Titration curves & equivalence point (article) | Khan Academy
The difference between 'end point' and 'equivalence point' in a Whats the difference between the equivalence point and the endpoint in. The equivalence point is not the same as the endpoint of a titration. The endpoint refers to the point at which an indicator changes color. The key difference between equivalence point and endpoint is that the equivalence point in a titration is the point at which the added titrant is.
Not all ions contribute equally to the conductivity; this also depends on the mobility of each ion and on the total concentration of ions ionic strength. Thus, predicting the change in conductivity is harder than measuring it. Color change In some reactions, the solution changes colour without any added indicator. This is often seen in redox titrations, for instance, when the different oxidation states of the product and reactant produce different colours.
Precipitation If the reaction forms a solid, then a precipitate will form during the titration. Surprisingly, this usually makes it difficult to determine the endpoint precisely.
As a result, precipitation titrations often have to be done as back titrations.
The difference between 'end point' and 'equivalence point' in a titration
Isothermal titration calorimeter An isothermal titration calorimeter uses the heat produced or consumed by the reaction to determine the equivalence point. This is important in biochemical titrations, such as the determination of how substrates bind to enzymes. Thermometric titrimetry Thermometric titrimetry is an extraordinarily versatile technique. This is differentiated from calorimetric titrimetry by the fact that the heat of the reaction as indicated by temperature rise or fall is not used to determine the amount of analyte in the sample solution.
Instead, the equivalence point is determined by the rate of temperature change. Because thermometric titrimetry is a relative technique, it is not necessary to conduct the titration under isothermal conditions, and titrations can be conducted in plastic or even glass vessels, although these vessels are generally enclosed to prevent stray draughts from causing "noise" and disturbing the endpoint.
Because thermometric titrations can be conducted under ambient conditions, they are especially well-suited to routine process and quality control in industry.
Depending on whether the reaction between the titrant and analyte is exothermic or endothermicthe temperature will either rise or fall during the titration. When all analyte has been consumed by reaction with the titrant, a change in the rate of temperature increase or decrease reveals the equivalence point and an inflection in the temperature curve can be observed.
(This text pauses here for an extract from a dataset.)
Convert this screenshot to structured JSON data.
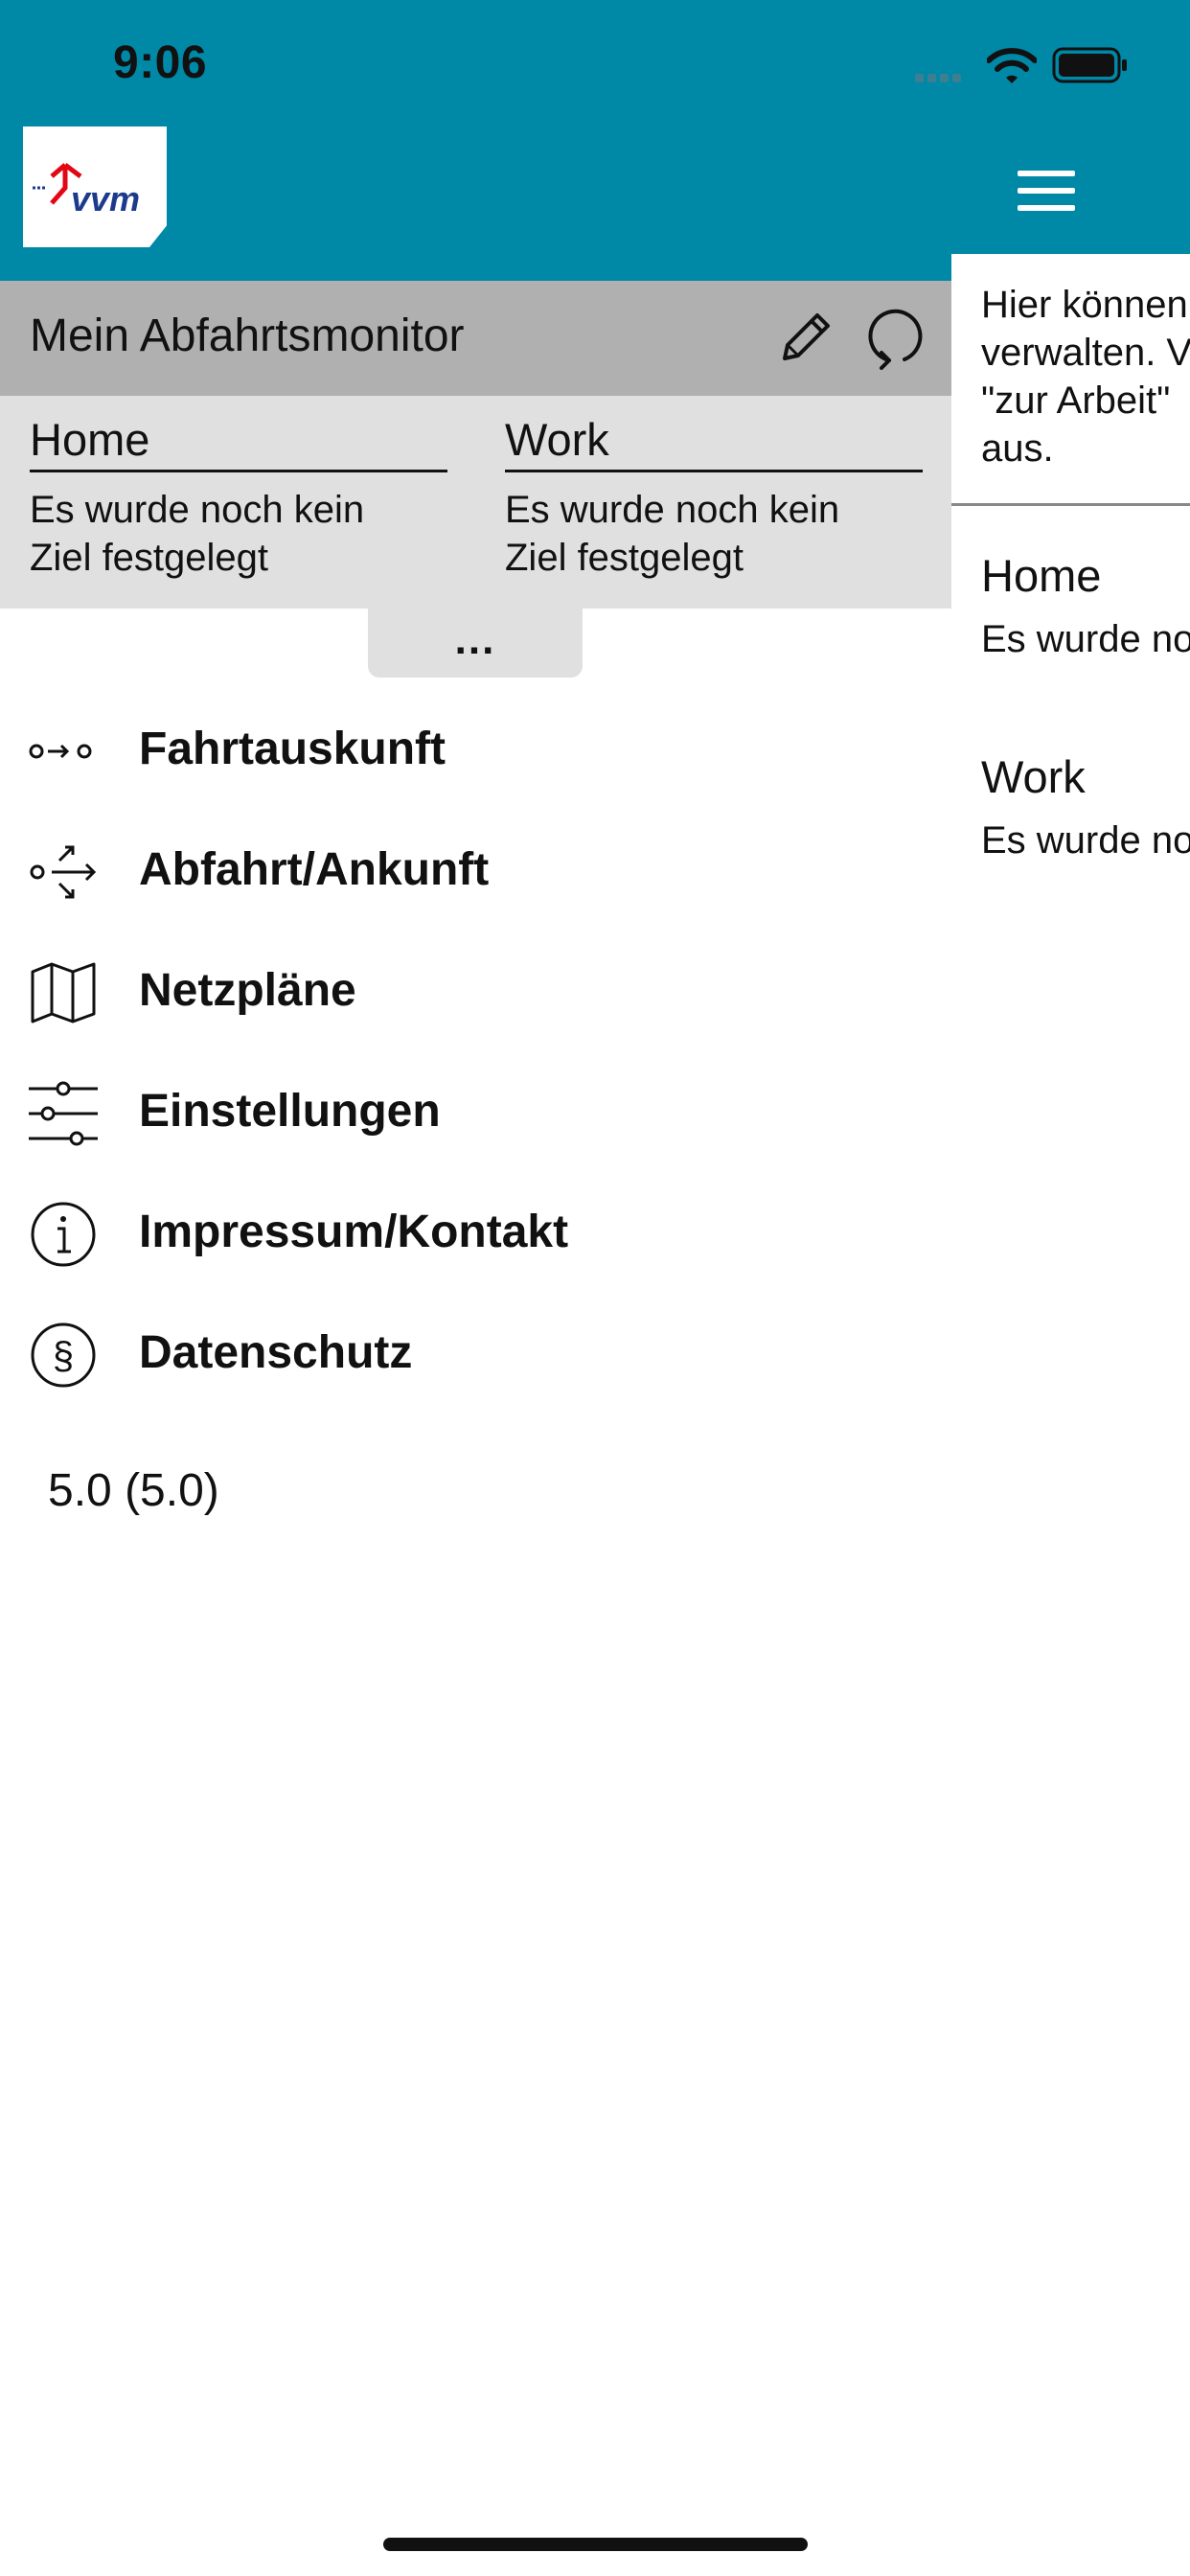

The equivalence point can be located precisely by employing the second derivative of the temperature curve.
The software used in modern automated thermometric titration systems employ sophisticated digital smoothing algorithms so that "noise" resulting from the highly sensitive temperature probes does not interfere with the generation of a smooth, symmetrical second derivative "peak" which defines the endpoint.
- Difference Between Equivalence Point and Endpoint
- Acid-base titration curves
- Equivalence point
The technique is capable of very high precision, and coefficients of variance CV's of less than 0. Modern thermometric titration temperature probes consist of a thermistor which forms one arm of a Wheatstone bridge. Sharp equivalence points have been obtained in titrations where the temperature change during the titration has been as little as 0.
The equivalence point in a titration is the point at which the added titrant is chemically equivalent completely to the analyte in the sample. This is the point where the chemical reaction completes stoichiometrically. Equivalence Points for Strong Acid and Weak Acid Titration Although we determine the endpoint from the indicator colour change, it is, most of the time, not the actual endpoint of the reaction.
At this equivalence point, the medium is neutral. In the example discussed in the previous section, after adding an extra NaOH drop, the medium will show the basic colour of phenolphthalein, which we take as the endpoint. Equivalence point in a titration is the point at which the added titrant is chemically equivalent completely to the analyte in the sample whereas the end point is the point where the indicator changes its colour.
This is the main difference between equivalence point and endpoint.
The difference between 'end point' and 'equivalence point' in a titration | Yeah Chemistry
Moreover, the equivalence point always comes before the endpoint of the titration. Summary — Equivalence Point vs Endpoint In any titration, we have two important points; namely, equivalent point and end point of the titration.
The key difference between equivalence point and endpoint is that the equivalence point in a titration is the point at which the added titrant is chemically equivalent completely to the analyte in the sample whereas the endpoint is the point where the indicator changes its colour.